Africa has a rich geographical location surrounded by valleys, rivers, grasslands and mountains. The earliest recorded civilizations in world history are from Africa. The rich land is habitat of different plant and animal species which are easily available resources of early civilization. The Hominids species or the fossils of the origin of modern humans are recorded to have originated from Eastern Africa.
Africa has encountered several changes in its civilizations. The earliest civilizations began along the Nile River, belong to the Pharaonic period and are divided into periods of archaic period, old kingdom, first intermediate period, middle kingdom, second intermediate period, new kingdom, and period of decline. Further significant periods in early civilization of Africa are discussed in this paper.
Rise of the Mali Empire of the Mande (or Mandinka) peoples in West Africa. The Mali Empire was strategically located near gold mines and the agriculturally rich interior floodplain of the Niger River. This region had been under the domination of the Ghana Empire until the middle of the 11th century. As Ghana declined, several short-lived kingdoms fought for influence over the western Sudan region.
The small state of Kangaba, led by Sundjata Keita, or Sundiata Keita, defeated the nearby kingdom of Susu at the Battle of Kirina in 1235. The Susu had been led by king Sumanguru Kante.
The clans of the heartland unified under the vigorous Sundjata, now king of the vast region that was to become the Mali Empire, beginning a period of expansion. The rulers of Mali nominally converted to Islam, though this did not preclude belief and practice of traditional Mande religions.

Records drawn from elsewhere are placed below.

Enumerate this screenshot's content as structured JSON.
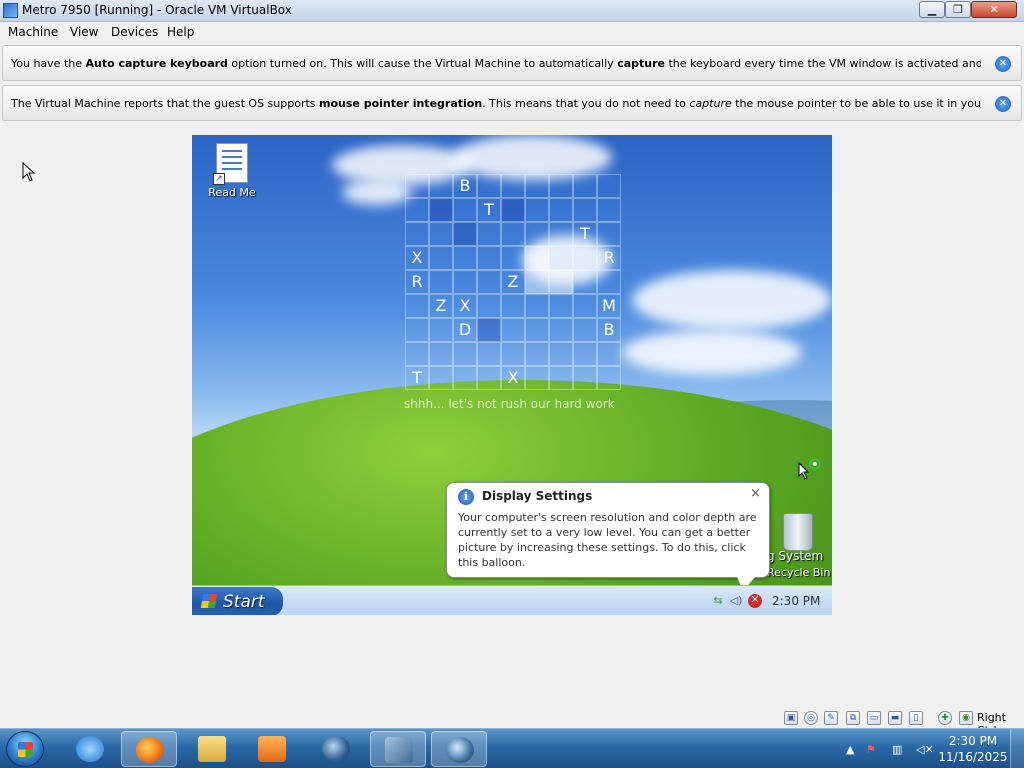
{
  "window": {
    "title": "Metro 7950 [Running] - Oracle VM VirtualBox",
    "buttons": {
      "minimize": "▁",
      "maximize": "❐",
      "close": "✕"
    }
  },
  "menu": [
    "Machine",
    "View",
    "Devices",
    "Help"
  ],
  "notices": [
    {
      "segments": [
        {
          "t": "You have the "
        },
        {
          "t": "Auto capture keyboard",
          "b": true
        },
        {
          "t": " option turned on. This will cause the Virtual Machine to automatically "
        },
        {
          "t": "capture",
          "b": true
        },
        {
          "t": " the keyboard every time the VM window is activated and make it unavailable to"
        }
      ]
    },
    {
      "segments": [
        {
          "t": "The Virtual Machine reports that the guest OS supports "
        },
        {
          "t": "mouse pointer integration",
          "b": true
        },
        {
          "t": ". This means that you do not need to "
        },
        {
          "t": "capture",
          "i": true
        },
        {
          "t": " the mouse pointer to be able to use it in your guest OS -- all mouse"
        }
      ]
    }
  ],
  "guest": {
    "desktop_icons": [
      {
        "label": "Read Me",
        "icon": "shortcut-document-icon"
      }
    ],
    "grid": {
      "letters": [
        {
          "r": 0,
          "c": 2,
          "ch": "B"
        },
        {
          "r": 1,
          "c": 3,
          "ch": "T"
        },
        {
          "r": 2,
          "c": 7,
          "ch": "T"
        },
        {
          "r": 3,
          "c": 0,
          "ch": "X"
        },
        {
          "r": 3,
          "c": 8,
          "ch": "R"
        },
        {
          "r": 4,
          "c": 0,
          "ch": "R"
        },
        {
          "r": 4,
          "c": 4,
          "ch": "Z"
        },
        {
          "r": 5,
          "c": 1,
          "ch": "Z"
        },
        {
          "r": 5,
          "c": 2,
          "ch": "X"
        },
        {
          "r": 5,
          "c": 8,
          "ch": "M"
        },
        {
          "r": 6,
          "c": 2,
          "ch": "D"
        },
        {
          "r": 6,
          "c": 8,
          "ch": "B"
        },
        {
          "r": 8,
          "c": 0,
          "ch": "T"
        },
        {
          "r": 8,
          "c": 4,
          "ch": "X"
        }
      ],
      "dark_cells": [
        [
          1,
          1
        ],
        [
          1,
          4
        ],
        [
          2,
          2
        ],
        [
          6,
          3
        ]
      ],
      "light_cells": [
        [
          4,
          6
        ],
        [
          4,
          5
        ],
        [
          3,
          5
        ]
      ],
      "caption": "shhh... let's not rush our hard work"
    },
    "recycle_bin": {
      "label_line1": "g System",
      "label_line2": "Recycle Bin"
    },
    "balloon": {
      "title": "Display Settings",
      "close": "×",
      "info_glyph": "i",
      "body": "Your computer's screen resolution and color depth are currently set to a very low level. You can get a better picture by increasing these settings. To do this, click this balloon."
    },
    "taskbar": {
      "start": "Start",
      "clock": "2:30 PM",
      "tray_icons": [
        "network-icon",
        "volume-icon",
        "security-alert-icon"
      ]
    }
  },
  "statusbar": {
    "icons": [
      "hard-disk-icon",
      "optical-drive-icon",
      "pencil-icon",
      "network-icon",
      "shared-folder-icon",
      "display-icon",
      "video-capture-icon",
      "mouse-integration-icon",
      "virtualization-icon"
    ],
    "host_key": "Right Ctrl"
  },
  "host_taskbar": {
    "apps": [
      "internet-explorer-icon",
      "firefox-icon",
      "file-explorer-icon",
      "media-player-icon",
      "virtualbox-guest-icon",
      "virtualbox-icon",
      "virtualbox-vm-icon"
    ],
    "active_indices": [
      1,
      5,
      6
    ],
    "tray": {
      "chevron": "▲"
    },
    "clock_time": "2:30 PM",
    "clock_date": "11/16/2025"
  }
}
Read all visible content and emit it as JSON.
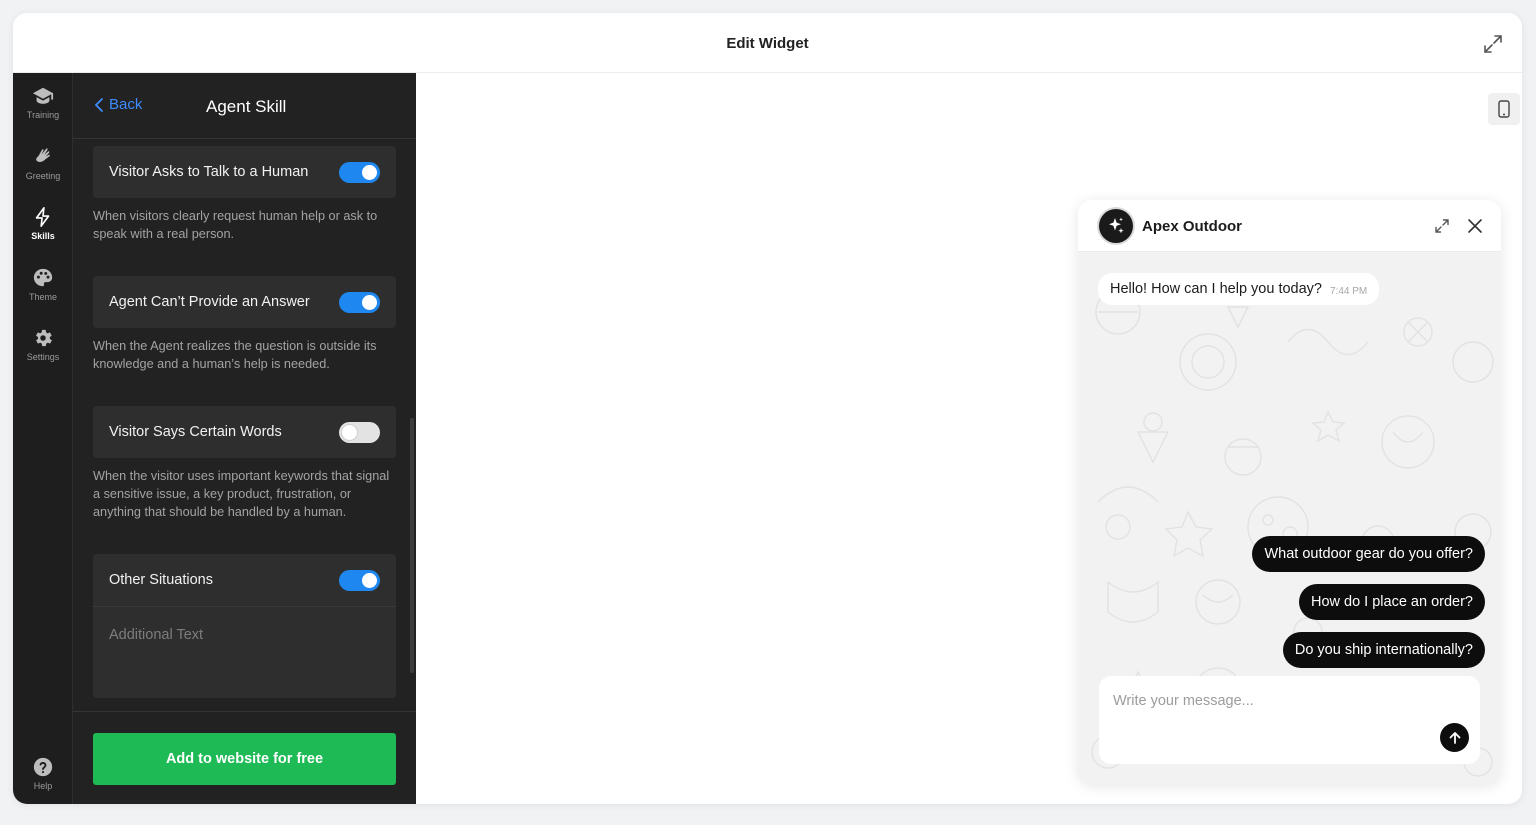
{
  "window": {
    "title": "Edit Widget"
  },
  "rail": {
    "items": [
      {
        "label": "Training",
        "icon": "graduation-cap-icon"
      },
      {
        "label": "Greeting",
        "icon": "waving-hand-icon"
      },
      {
        "label": "Skills",
        "icon": "lightning-bolt-icon",
        "active": true
      },
      {
        "label": "Theme",
        "icon": "palette-icon"
      },
      {
        "label": "Settings",
        "icon": "gear-icon"
      }
    ],
    "help": {
      "label": "Help",
      "icon": "question-circle-icon"
    }
  },
  "panel": {
    "back_label": "Back",
    "title": "Agent Skill",
    "skills": [
      {
        "label": "Visitor Asks to Talk to a Human",
        "enabled": true,
        "description": "When visitors clearly request human help or ask to speak with a real person."
      },
      {
        "label": "Agent Can’t Provide an Answer",
        "enabled": true,
        "description": "When the Agent realizes the question is outside its knowledge and a human’s help is needed."
      },
      {
        "label": "Visitor Says Certain Words",
        "enabled": false,
        "description": "When the visitor uses important keywords that signal a sensitive issue, a key product, frustration, or anything that should be handled by a human."
      },
      {
        "label": "Other Situations",
        "enabled": true,
        "placeholder": "Additional Text"
      }
    ],
    "cta_label": "Add to website for free"
  },
  "chat": {
    "name": "Apex Outdoor",
    "greeting": "Hello! How can I help you today?",
    "greeting_time": "7:44 PM",
    "suggestions": [
      "What outdoor gear do you offer?",
      "How do I place an order?",
      "Do you ship internationally?"
    ],
    "input_placeholder": "Write your message..."
  },
  "colors": {
    "accent_blue": "#1e88f0",
    "cta_green": "#1dba55",
    "panel_bg": "#222222",
    "rail_bg": "#1e1e1e"
  }
}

Zimbabwe (meaning "stone house" or building), has been a significant trading region from the 135h-14th century. Great Zimbabwe was a fortification surrounded by huge, elliptical stone walls made without any mortar called Imba Buru (great enclosure).
The most significant of the Mali kings was Mansa Musa (1312-1337) who expanded Mali influence over the large Niger city-states of Timbuctu, Gao, and Djenné. Mansa Musa was a devout Muslim who built magnificent mosques all throughout the Mali sphere of influence.
It was under Mansa Musa that Timbuctu became one of the major cultural centers not only of Africa but of the entire world. Under Mansa Musa's patronage, vast libraries were built and madrasas (Islamic universities) were endowed; Timbuctu became a meeting-place of the finest poets, scholars, and artists of Africa and the Middle East. Even after the power of Mali declined, Timbuctu remained the major Islamic center of sub-Saharan Africa.
1400 and Beyond
The Songhai Empire rose to particularly lofty heights in the late 1400s during the magnificent rule of Sunni Ali. During the reign of Sunni Ali most of what was formerly the Ghanaian and Mali Empires were incorporated into the Songhai Empire.
Sunni Ali marched on Timbuktu and captured it along with its great University of Sankore, which had thousands of students from many parts of the world. Much to his credit Sunni Ali developed new methods of farming and created for Songhai a professional navy.
Complex, advanced lake states, located between Lakes Victoria and Edward, were established, including kingdoms ruled by the Bachwezi, Luo, Bunyoro, Ankole, Buganda, and Karagwe--but little is known of their early history.
Engaruka, a town of 6,000 stone houses in Tanzania, played a key role in the emergence of Central African empires. Bunyoro was the most powerful state until the second half of the 18th century, with an elaborate centralized bureaucracy: most district and subdistrict chiefs were appointed by the kabaka ("king").
Farther to the south, in Rwanda, a cattle-raising pastoral aristocracy founded by the Bachwezi (called Bututsi, or Bahima, in this area) ruled over settled Bantu peoples from the 16th century onward.
Ampim, Manu. GREAT ZIMBABWE: A History Almost Forgotten. AFRICANA STUDIES, 2004. Retreived 24 Semptember 2007.
Guisepi, R. A. Africa, The Spread Of Civilization In Africa. International World History, 2001.
Hooker, Richard. “Civilizations in Africa”. World Civilization. Washington State University, 1999.
Honore, Juanda. “A Brief History of the Songhai Empire”. Global African Presence. Runoko Rashidi, 1998.
“Mali Ancient Crossroads of Africa”. 2002. Virginia Department of Education Prince William County Schools. Retreived 24 Semptember 2007. http://mali.pwnet.org/history/
Mutere, Malaika. “Introduction to African History and Cultural Life.” History and Cultural Profiles. The Kennedy Center: African Odyssey Interactive. Retreived 24 Semptember 2007. http://artsedge.kennedy-center.org/aoi/history/
Niane, D. T. Sundiata: An Epic of Old Mali translated by G. D. Pickett (Harlow, England: Longman Drumbeat, 1965, 1982). West Chester University of Pennsylvania, 2003. pp 96